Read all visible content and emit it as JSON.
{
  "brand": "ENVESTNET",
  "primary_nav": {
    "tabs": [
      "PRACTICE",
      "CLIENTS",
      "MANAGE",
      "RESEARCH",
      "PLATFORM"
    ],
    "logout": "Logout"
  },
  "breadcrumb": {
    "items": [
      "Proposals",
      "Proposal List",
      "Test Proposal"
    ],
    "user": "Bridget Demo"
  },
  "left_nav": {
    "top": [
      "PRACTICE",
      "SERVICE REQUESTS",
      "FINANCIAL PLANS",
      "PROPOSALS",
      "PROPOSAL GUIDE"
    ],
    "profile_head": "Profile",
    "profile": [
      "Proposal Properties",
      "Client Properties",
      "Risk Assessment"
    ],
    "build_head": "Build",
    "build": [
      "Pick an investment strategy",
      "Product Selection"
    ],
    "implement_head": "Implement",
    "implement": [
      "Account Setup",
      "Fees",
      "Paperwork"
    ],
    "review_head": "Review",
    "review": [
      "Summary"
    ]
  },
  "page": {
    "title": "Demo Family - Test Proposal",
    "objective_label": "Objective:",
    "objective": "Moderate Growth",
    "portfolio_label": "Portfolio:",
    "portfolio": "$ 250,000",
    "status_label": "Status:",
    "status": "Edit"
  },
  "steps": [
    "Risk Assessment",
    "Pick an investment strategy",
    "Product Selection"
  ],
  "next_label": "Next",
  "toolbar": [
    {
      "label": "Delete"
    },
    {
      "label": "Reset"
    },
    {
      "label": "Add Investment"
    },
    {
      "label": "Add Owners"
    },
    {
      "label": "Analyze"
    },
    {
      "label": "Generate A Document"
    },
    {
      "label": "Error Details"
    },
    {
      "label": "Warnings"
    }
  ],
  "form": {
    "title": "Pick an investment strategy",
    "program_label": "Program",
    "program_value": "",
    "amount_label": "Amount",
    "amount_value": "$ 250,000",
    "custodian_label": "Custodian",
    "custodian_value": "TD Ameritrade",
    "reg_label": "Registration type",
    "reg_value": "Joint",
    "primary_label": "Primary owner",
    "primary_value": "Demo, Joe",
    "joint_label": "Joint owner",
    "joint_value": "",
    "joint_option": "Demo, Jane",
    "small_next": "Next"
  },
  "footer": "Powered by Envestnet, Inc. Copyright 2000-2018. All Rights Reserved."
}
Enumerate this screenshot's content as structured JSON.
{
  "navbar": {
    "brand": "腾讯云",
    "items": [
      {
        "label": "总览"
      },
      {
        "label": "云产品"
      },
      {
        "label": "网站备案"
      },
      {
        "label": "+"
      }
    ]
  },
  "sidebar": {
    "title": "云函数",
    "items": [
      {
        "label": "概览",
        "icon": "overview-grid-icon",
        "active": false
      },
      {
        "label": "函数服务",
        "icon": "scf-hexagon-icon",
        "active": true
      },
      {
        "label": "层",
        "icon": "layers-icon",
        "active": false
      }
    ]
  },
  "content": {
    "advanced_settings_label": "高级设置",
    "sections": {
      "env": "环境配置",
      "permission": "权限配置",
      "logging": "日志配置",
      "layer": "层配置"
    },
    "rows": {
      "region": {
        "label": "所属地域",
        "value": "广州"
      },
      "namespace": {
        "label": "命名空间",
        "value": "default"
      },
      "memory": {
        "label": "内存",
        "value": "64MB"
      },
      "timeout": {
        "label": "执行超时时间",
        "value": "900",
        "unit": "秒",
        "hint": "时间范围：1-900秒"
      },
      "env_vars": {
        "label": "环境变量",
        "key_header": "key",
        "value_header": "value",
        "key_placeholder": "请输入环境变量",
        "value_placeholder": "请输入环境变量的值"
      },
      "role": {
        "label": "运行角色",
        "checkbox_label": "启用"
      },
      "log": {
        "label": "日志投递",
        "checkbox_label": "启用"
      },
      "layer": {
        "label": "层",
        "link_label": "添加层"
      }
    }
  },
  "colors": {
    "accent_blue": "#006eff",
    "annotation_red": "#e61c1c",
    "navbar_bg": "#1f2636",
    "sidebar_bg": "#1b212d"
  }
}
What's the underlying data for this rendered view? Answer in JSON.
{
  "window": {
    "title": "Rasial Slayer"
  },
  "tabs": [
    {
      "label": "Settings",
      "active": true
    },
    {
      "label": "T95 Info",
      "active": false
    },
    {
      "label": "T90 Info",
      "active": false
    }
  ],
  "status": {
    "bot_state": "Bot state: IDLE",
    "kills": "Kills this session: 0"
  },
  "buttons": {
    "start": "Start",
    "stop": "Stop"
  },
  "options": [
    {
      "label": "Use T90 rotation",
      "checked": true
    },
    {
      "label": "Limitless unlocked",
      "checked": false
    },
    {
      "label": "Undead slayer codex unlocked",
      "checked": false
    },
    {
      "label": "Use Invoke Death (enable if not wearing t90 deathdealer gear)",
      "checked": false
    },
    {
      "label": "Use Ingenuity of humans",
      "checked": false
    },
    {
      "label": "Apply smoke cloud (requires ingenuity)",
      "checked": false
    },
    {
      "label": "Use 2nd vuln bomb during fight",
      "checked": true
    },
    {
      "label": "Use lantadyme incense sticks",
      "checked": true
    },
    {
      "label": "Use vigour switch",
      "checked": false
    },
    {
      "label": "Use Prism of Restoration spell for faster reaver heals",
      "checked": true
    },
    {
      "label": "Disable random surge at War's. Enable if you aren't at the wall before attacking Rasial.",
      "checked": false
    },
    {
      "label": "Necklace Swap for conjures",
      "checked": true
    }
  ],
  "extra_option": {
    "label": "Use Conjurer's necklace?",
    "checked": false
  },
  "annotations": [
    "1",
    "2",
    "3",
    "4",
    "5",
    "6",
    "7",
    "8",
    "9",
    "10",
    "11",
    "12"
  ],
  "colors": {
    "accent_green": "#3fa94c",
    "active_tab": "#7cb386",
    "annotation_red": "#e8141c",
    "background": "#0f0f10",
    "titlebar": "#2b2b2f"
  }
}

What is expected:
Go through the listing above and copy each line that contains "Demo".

Exercise result:
    "user": "Bridget Demo"
    "title": "Demo Family - Test Proposal",
    "primary_value": "Demo, Joe",
    "joint_option": "Demo, Jane",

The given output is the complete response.